which have held that there are two existing
OCT No. 994, dated differently, and the one
from which she and her co-plaintiffs (in Civil
Case No. C- 424) derived their rights was
dated earlier, hence, was the superior title.
Regrettably, petitioner's claim no longer has
a leg to stand on. As we held in the 2007
Manotok case:
The determinative test to resolve whether the
prior decision of this Court should be
affirmed or set aside is whether or not the
titles invoked by the respondents are valid. If
these titles are sourced from the so-called
OCT No. 994 dated 17 April 1917, then such
titles are void or otherwise should not be
recognized by this Court.
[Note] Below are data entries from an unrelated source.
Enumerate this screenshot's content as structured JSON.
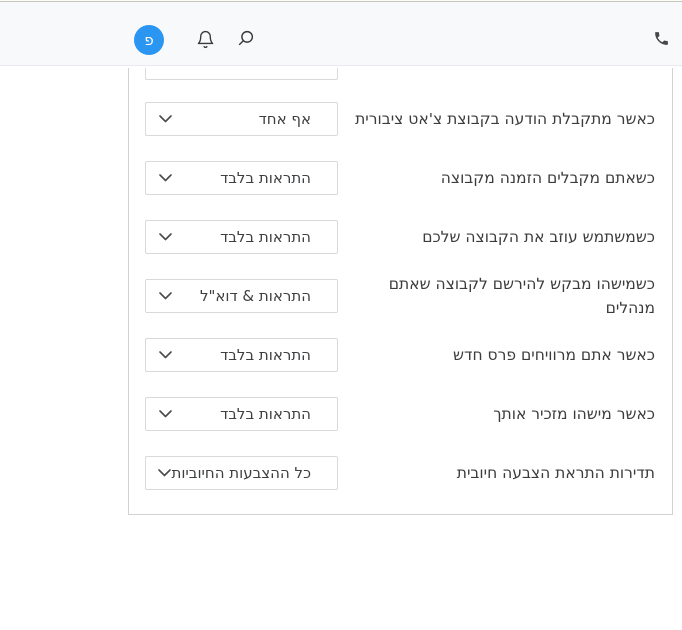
{
  "header": {
    "avatar_letter": "פ",
    "avatar_color": "#2b96f2",
    "icons": {
      "bell": "notifications",
      "search": "search",
      "phone": "phone"
    }
  },
  "settings": {
    "rows": [
      {
        "label": "כאשר מתקבלת הודעה בקבוצת צ'אט ציבורית",
        "value": "אף אחד"
      },
      {
        "label": "כשאתם מקבלים הזמנה מקבוצה",
        "value": "התראות בלבד"
      },
      {
        "label": "כשמשתמש עוזב את הקבוצה שלכם",
        "value": "התראות בלבד"
      },
      {
        "label": "כשמישהו מבקש להירשם לקבוצה שאתם\nמנהלים",
        "value": "התראות & דוא\"ל"
      },
      {
        "label": "כאשר אתם מרוויחים פרס חדש",
        "value": "התראות בלבד"
      },
      {
        "label": "כאשר מישהו מזכיר אותך",
        "value": "התראות בלבד"
      },
      {
        "label": "תדירות התראת הצבעה חיובית",
        "value": "כל ההצבעות החיוביות"
      }
    ]
  }
}
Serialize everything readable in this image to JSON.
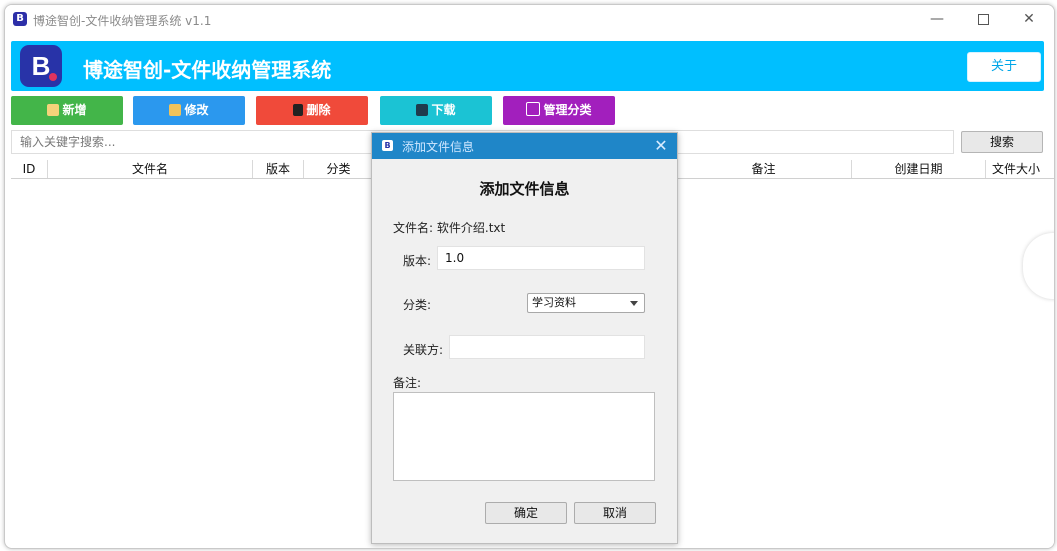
{
  "window": {
    "title": "博途智创-文件收纳管理系统 v1.1",
    "icon_letter": "B",
    "minimize": "—",
    "close": "✕"
  },
  "header": {
    "logo_letter": "B",
    "title": "博途智创-文件收纳管理系统",
    "about_label": "关于",
    "color": "#00bfff"
  },
  "toolbar": {
    "add_label": "新增",
    "edit_label": "修改",
    "delete_label": "删除",
    "download_label": "下载",
    "category_label": "管理分类",
    "colors": {
      "add": "#43b549",
      "edit": "#2b98ee",
      "delete": "#f04a3a",
      "download": "#1bc3d4",
      "category": "#a21fbd"
    }
  },
  "search": {
    "placeholder": "输入关键字搜索...",
    "value": "",
    "button_label": "搜索"
  },
  "table": {
    "columns": [
      "ID",
      "文件名",
      "版本",
      "分类",
      "备注",
      "创建日期",
      "文件大小"
    ],
    "rows": []
  },
  "dialog": {
    "title": "添加文件信息",
    "icon_letter": "B",
    "close": "✕",
    "heading": "添加文件信息",
    "filename_label": "文件名:",
    "filename_value": "软件介绍.txt",
    "version_label": "版本:",
    "version_value": "1.0",
    "category_label": "分类:",
    "category_value": "学习资料",
    "related_label": "关联方:",
    "related_value": "",
    "note_label": "备注:",
    "note_value": "",
    "ok_label": "确定",
    "cancel_label": "取消",
    "titlebar_color": "#1f86c8"
  }
}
Since the true basic
factual predicate concerning OCT No. 994

which is that there is only one such OCT


differs from that expressed in the MWSS and
Gonzaga decisions, said rulings have become
virtually functus officio except on the basis of
the "law of the case" doctrine, and can no
longer be relied upon as precedents.
Specifically, petitioner cannot anymore insist
that OCT No. 994 allegedly issued on April
19, 1917 validly and actually exists, given the
following conclusions made by this Court in
the 2007 Manotok case:
First, there is only one OCT No. 994. As it
appears on the record, that mother title
was received for transcription by the
Register of Deeds on 3 May 1917, and
that should be the date which should be
reckoned as the date of registration of
the title. It may also be acknowledged, as
appears on the title, that OCT No. 994
resulted from the issuance of the decree of
registration on April 1917, although such
date cannot be considered as the date of the
title or the date when the title took effect.
Second. Any title that traces its source to

OCT No. 994 dated April 1917 is void,
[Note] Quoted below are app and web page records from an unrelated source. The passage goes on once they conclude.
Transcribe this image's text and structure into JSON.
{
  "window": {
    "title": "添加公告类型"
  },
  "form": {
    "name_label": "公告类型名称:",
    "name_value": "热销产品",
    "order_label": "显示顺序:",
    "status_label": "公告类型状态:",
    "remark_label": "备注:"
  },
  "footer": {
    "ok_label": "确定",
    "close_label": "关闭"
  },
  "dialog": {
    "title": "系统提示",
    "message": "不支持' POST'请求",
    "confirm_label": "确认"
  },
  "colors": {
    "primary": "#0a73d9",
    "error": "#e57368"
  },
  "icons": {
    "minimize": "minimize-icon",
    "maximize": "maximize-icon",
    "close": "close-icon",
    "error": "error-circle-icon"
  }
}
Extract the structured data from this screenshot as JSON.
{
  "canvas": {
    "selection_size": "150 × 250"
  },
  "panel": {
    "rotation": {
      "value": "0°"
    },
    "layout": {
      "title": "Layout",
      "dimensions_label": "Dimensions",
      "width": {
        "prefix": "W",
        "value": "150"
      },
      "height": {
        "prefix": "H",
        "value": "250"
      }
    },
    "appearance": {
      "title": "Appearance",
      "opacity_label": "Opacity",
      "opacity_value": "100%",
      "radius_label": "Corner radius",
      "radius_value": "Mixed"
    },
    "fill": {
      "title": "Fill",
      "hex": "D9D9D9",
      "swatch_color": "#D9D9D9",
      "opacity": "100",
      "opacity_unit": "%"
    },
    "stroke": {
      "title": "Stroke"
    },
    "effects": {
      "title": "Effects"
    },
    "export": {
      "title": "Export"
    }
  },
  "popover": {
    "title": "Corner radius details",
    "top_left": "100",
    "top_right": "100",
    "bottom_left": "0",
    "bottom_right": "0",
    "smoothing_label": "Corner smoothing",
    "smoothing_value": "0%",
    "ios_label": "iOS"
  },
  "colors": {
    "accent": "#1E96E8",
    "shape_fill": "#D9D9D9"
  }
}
for such mother title is inexistent. The
fact that the Dimson and CLT titles made
specific reference to an OCT No. 994 dated
April 1917 casts doubt on the validity of such
titles since they refer to an inexistent OCT. x
x x.
Third. The decisions of this Court in
MWSS v. Court of Appeals and Gonzaga v.
Court of Appeals cannot apply to the cases
at bar, especially in regard to their
recognition of an OCT No. 994 dated 19
April 1917, a title which we now
acknowledge as inexistent. Neither could
the conclusions in MWSS or Gonzaga with
respect to an OCT No. 994 dated 19 April
1917 bind any other case operating
under the factual setting the same as or
similar to that at bar. (Emphases supplied.)
Thus, in the 2009 Manotok case, this Court
evaluated the evidence engaged in by said
Special Division, and adopted the latter's
conclusions as to the status of the original
title and its subsequent conveyances. This
case affirmed the earlier finding that "there is
only one OCT No. 994, the registration date

of which had already been decisively settled


as 3 May 1917 and not 19 April 1917" and
categorically concluded that "OCT No. 994
which reflects the date of 19 April 1917
as its registration date is null and void."